Something I’ve been thinking a lot about lately is the whole idea of man, a created being, killing off God, his Creator. The idea apparently originated with Friedrich Nietzsche in 1882 and is stated as follows:
God is dead. God remains dead. And we have killed him. Yet his shadow still looms. How shall we comfort ourselves, the murderers of all murderers? What was holiest and mightiest of all that the world has yet owned has bled to death under our knives: who will wipe this blood off us? What water is there for us to clean ourselves? What festivals of atonement, what sacred games shall we have to invent? Is not the greatness of this deed too great for us? Must we ourselves not become gods simply to appear worthy of it?
~ Friedrich Nietzsche, The Gay Science, Section 125, The Madman
I find this whole concept to be incredibly odd and arrogant. The idea that God, who exists independently of all other beings and causes, and is completely self-sufficient and needs no one, could be killed by one of His creatures is absolutely ludicrous. And lest we forget, God truly does not need us.
He is the God who made the world and everything in it. Since he is Lord of heaven and earth, he doesn’t live in man-made temples, and human hands can’t serve his needs—for he has no needs.

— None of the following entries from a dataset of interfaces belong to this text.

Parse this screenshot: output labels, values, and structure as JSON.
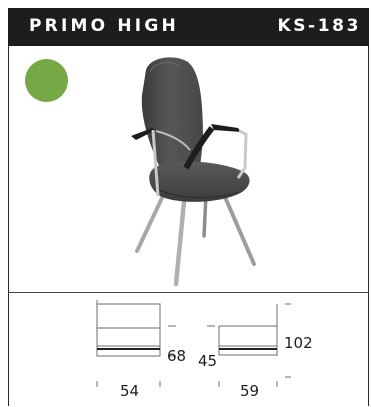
{
  "product": {
    "name": "PRIMO HIGH",
    "code": "KS-183",
    "swatch_color": "#76a846"
  },
  "dimensions": {
    "seat_height": "68",
    "seat_depth": "45",
    "total_height": "102",
    "width": "54",
    "depth": "59"
  }
}
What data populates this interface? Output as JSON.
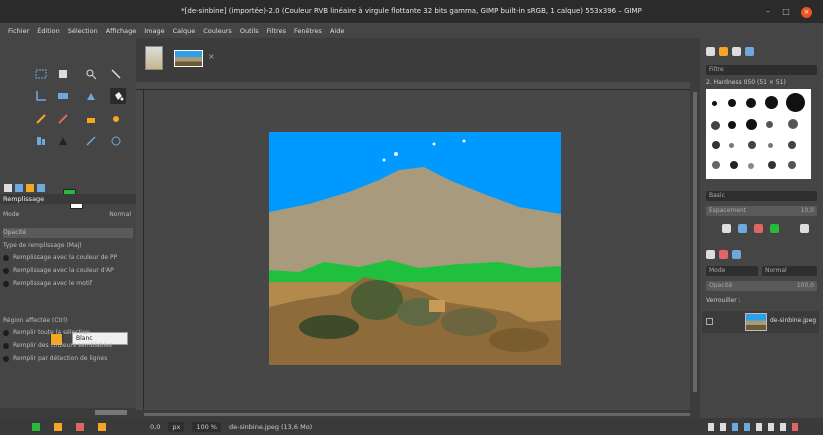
{
  "window": {
    "title": "*[de-sinbine] (importée)-2.0 (Couleur RVB linéaire à virgule flottante 32 bits gamma, GIMP built-in sRGB, 1 calque) 553x396 – GIMP"
  },
  "menubar": {
    "items": [
      "Fichier",
      "Édition",
      "Sélection",
      "Affichage",
      "Image",
      "Calque",
      "Couleurs",
      "Outils",
      "Filtres",
      "Fenêtres",
      "Aide"
    ]
  },
  "tool_options": {
    "panel_title": "Remplissage",
    "mode_label": "Mode",
    "mode_value": "Normal",
    "opacity_label": "Opacité",
    "fill_type_label": "Type de remplissage (Maj)",
    "fill_types": [
      "Remplissage avec la couleur de PP",
      "Remplissage avec la couleur d'AP",
      "Remplissage avec le motif"
    ],
    "pattern_label": "Blanc",
    "area_label": "Région affectée (Ctrl)",
    "areas": [
      "Remplir toute la sélection",
      "Remplir des couleurs semblables",
      "Remplir par détection de lignes"
    ]
  },
  "statusbar": {
    "pointer": "0,0",
    "unit": "px",
    "zoom": "100 %",
    "message": "de-sinbine.jpeg (13,6 Mo)"
  },
  "right_panel": {
    "filter_placeholder": "Filtre",
    "brush_name": "2. Hardness 050 (51 × 51)",
    "brush_category": "Basic",
    "spacing_label": "Espacement",
    "spacing_value": "10,0",
    "layers_mode_label": "Mode",
    "layers_mode_value": "Normal",
    "opacity_label": "Opacité",
    "opacity_value": "100,0",
    "lock_label": "Verrouiller :",
    "layer_name": "de-sinbine.jpeg"
  },
  "colors": {
    "foreground": "#27b83c",
    "background": "#ffffff",
    "accent_close": "#e95420"
  }
}
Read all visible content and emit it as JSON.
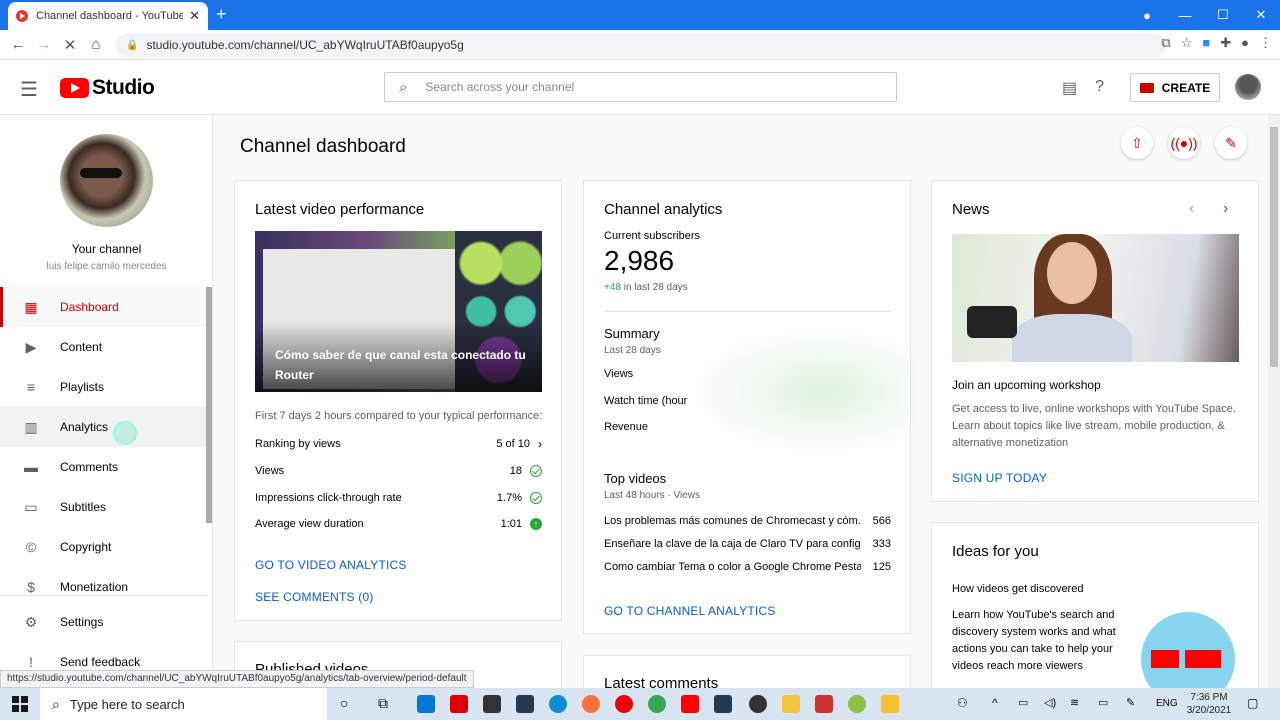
{
  "browser": {
    "tab_title": "Channel dashboard - YouTube St",
    "tab_close": "✕",
    "new_tab": "+",
    "url": "studio.youtube.com/channel/UC_abYWqIruUTABf0aupyo5g",
    "status_url": "https://studio.youtube.com/channel/UC_abYWqIruUTABf0aupyo5g/analytics/tab-overview/period-default",
    "nav": {
      "back": "←",
      "forward": "→",
      "reload": "✕",
      "home": "⌂"
    },
    "window": {
      "minimize": "—",
      "maximize": "☐",
      "close": "✕"
    }
  },
  "header": {
    "logo_text": "Studio",
    "search_placeholder": "Search across your channel",
    "create_label": "CREATE"
  },
  "sidebar": {
    "channel_label": "Your channel",
    "channel_name": "luis felipe camilo mercedes",
    "items": [
      {
        "label": "Dashboard",
        "icon": "dashboard-icon"
      },
      {
        "label": "Content",
        "icon": "content-icon"
      },
      {
        "label": "Playlists",
        "icon": "playlists-icon"
      },
      {
        "label": "Analytics",
        "icon": "analytics-icon"
      },
      {
        "label": "Comments",
        "icon": "comments-icon"
      },
      {
        "label": "Subtitles",
        "icon": "subtitles-icon"
      },
      {
        "label": "Copyright",
        "icon": "copyright-icon"
      },
      {
        "label": "Monetization",
        "icon": "monetization-icon"
      },
      {
        "label": "Settings",
        "icon": "settings-icon"
      },
      {
        "label": "Send feedback",
        "icon": "feedback-icon"
      }
    ]
  },
  "main": {
    "title": "Channel dashboard",
    "latest_video": {
      "title": "Latest video performance",
      "video_title": "Cómo saber de que canal esta conectado tu Router",
      "caption": "First 7 days 2 hours compared to your typical performance:",
      "rows": [
        {
          "label": "Ranking by views",
          "value": "5 of 10"
        },
        {
          "label": "Views",
          "value": "18"
        },
        {
          "label": "Impressions click-through rate",
          "value": "1.7%"
        },
        {
          "label": "Average view duration",
          "value": "1:01"
        }
      ],
      "link_analytics": "GO TO VIDEO ANALYTICS",
      "link_comments": "SEE COMMENTS (0)"
    },
    "published_videos_title": "Published videos",
    "analytics": {
      "title": "Channel analytics",
      "subs_label": "Current subscribers",
      "subs_value": "2,986",
      "subs_change": "+48",
      "subs_change_suffix": "in last 28 days",
      "summary_title": "Summary",
      "summary_period": "Last 28 days",
      "summary_rows": [
        "Views",
        "Watch time (hour",
        "Revenue"
      ],
      "top_title": "Top videos",
      "top_period": "Last 48 hours · Views",
      "top_videos": [
        {
          "title": "Los problemas más comunes de Chromecast y cóm...",
          "views": "566"
        },
        {
          "title": "Enseñare la clave de la caja de Claro TV para configu...",
          "views": "333"
        },
        {
          "title": "Como cambiar Tema o color a Google Chrome Pesta...",
          "views": "125"
        }
      ],
      "link": "GO TO CHANNEL ANALYTICS"
    },
    "latest_comments_title": "Latest comments",
    "news": {
      "title": "News",
      "headline": "Join an upcoming workshop",
      "body": "Get access to live, online workshops with YouTube Space. Learn about topics like live stream, mobile production, & alternative monetization",
      "link": "SIGN UP TODAY"
    },
    "ideas": {
      "title": "Ideas for you",
      "subtitle": "How videos get discovered",
      "body": "Learn how YouTube's search and discovery system works and what actions you can take to help your videos reach more viewers"
    }
  },
  "taskbar": {
    "search_placeholder": "Type here to search",
    "lang": "ENG",
    "time": "7:36 PM",
    "date": "3/20/2021"
  },
  "colors": {
    "accent": "#cc0000",
    "link": "#065fd4",
    "chrome_blue": "#1a73e8",
    "success": "#2ba640"
  }
}
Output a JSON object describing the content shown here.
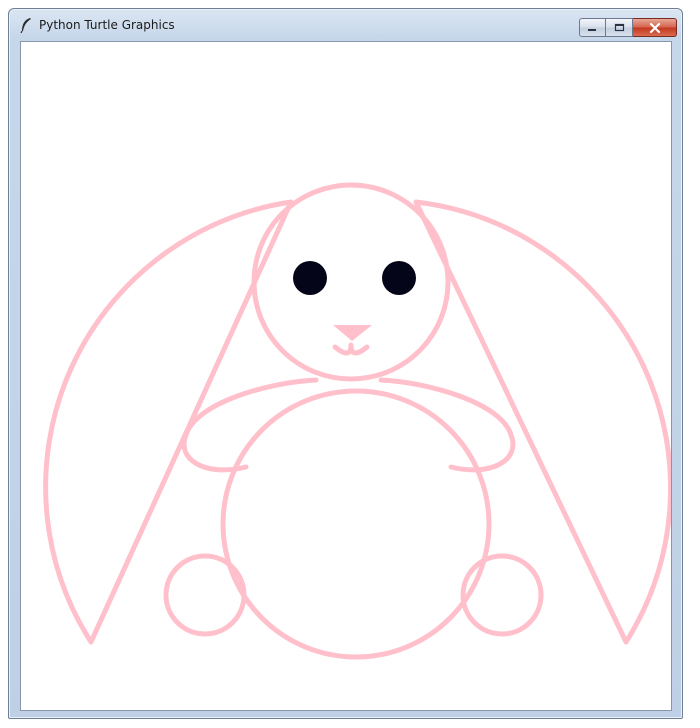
{
  "window": {
    "title": "Python Turtle Graphics",
    "controls": [
      "minimize",
      "maximize",
      "close"
    ]
  },
  "icons": {
    "app": "feather-icon",
    "minimize": "minimize-icon",
    "maximize": "maximize-icon",
    "close": "close-icon"
  },
  "colors": {
    "outline": "#ffc0cb",
    "eyes": "#05051a",
    "nose": "#ffc0cb",
    "canvas": "#ffffff"
  }
}
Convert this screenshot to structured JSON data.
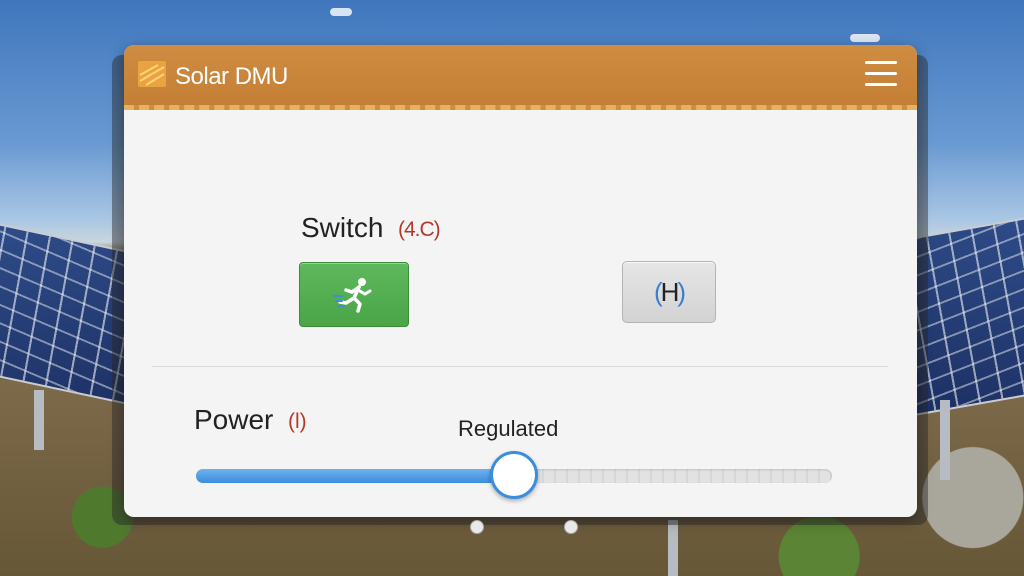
{
  "app": {
    "title": "Solar DMU",
    "logo_icon": "solar-logo-icon",
    "menu_icon": "hamburger-menu-icon",
    "accent_color": "#c98638"
  },
  "switch": {
    "label": "Switch",
    "badge": "(4.C)",
    "run_button": {
      "icon": "running-person-icon",
      "color": "#4aa547"
    },
    "hold_button": {
      "label_parts": [
        "(",
        "H",
        ")"
      ],
      "color": "#d9d9d9"
    }
  },
  "power": {
    "label": "Power",
    "badge": "(l)",
    "slider": {
      "value_label": "Regulated",
      "fraction": 0.5,
      "fill_color": "#3b8ddd"
    }
  }
}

He himself gives life and breath to everything, and he satisfies every need. ~ Acts 17:24-25, NLT.
…for ‘In him we live and move and have our being’; as even some of your own poets have said, ‘For we are indeed his offspring.’ Being then God’s offspring, we ought not to think that the divine being is like gold or silver or stone, an image formed by the art and imagination of man. ~ Acts 17: 28-29, ESV.
God is the uncaused first cause who was not created Himself, but who created everything else. He doesn’t need people because He’s existed from all eternity with the other two members of the Trinity, Jesus the Son and the Holy Spirit, so He doesn’t need companionship. He’s a Spirit so He doesn’t need food to eat, water to drink, or air to breathe, all things that limited and finite humans need, and God doesn’t need them because He’s limitless and infinite.
I wonder if what the God-is-dead-ers are killing is not God, Yahweh, Maker of Heaven and Earth, Ancient of Days, Master of the Universe, and First Person of the Trinity, because it’s not possible to do that. I wonder if instead they’re rejecting the fact that God does exist, or maybe their ideal of who God is, or the concept of God in their minds, so that to them He’s dead, but He’s not really dead.
What I find especially interesting about this is that Nietzsche came up with this idea in 1882, and in 1889 he went insane and remained that way until his death in 1900, about eleven years. The cause of his mental illness is unknown, though there was some initial speculation that he had syphilis, and later it was decided that his symptoms were a better match with the symptoms of brain cancer.
When I was a child I had a great-uncle who started out as a missionary, and after he came back from the mission field he wrote a book called Other Christs. After he wrote that book he got brain cancer and died. I’ve often wondered if there was a connection between that book and his cancer in terms of God’s judgment, and I wonder the same thing about Nietzsche’s insanity/brain cancer and his declaration that God was dead. He was a very well known philosopher who influenced millions of people for generations with that one idea, and that concept is still influencing generations of people.
I think it’s incredibly sad that just by deciding that God was dead, he lost his mind. That a seemingly simple decision should have such a drastic and life-changing effect is mind-boggling to me, but obviously it wasn’t a simple decision at all.
It seems to me that any decision one makes with regard to God, to either accept or reject Him, is probably the most important decision of one’s life. The decision you make with regard to God will mean the difference in your eternal destiny: whether it’s spent in Heaven or in Hell, plus a relationship you might have with Him now. It says in the Book of John that eternal life isn’t just about where you’ll spend the future, but it’s also about knowing God now,
And this is eternal life, that they may know You, the only true God, and Jesus Christ whom You have sent. ~ John 17:3, NKJV.
I find this to be wonderfully exciting. It speaks of an intimacy with God that we can have before we get to Heaven simply by trusting Christ as our Lord and Savior, not to mention getting to spend eternity in Heaven, which is probably beautiful beyond anything we could ever imagine ~ all of which says that God is anything but dead!
Thank you, Jesus!!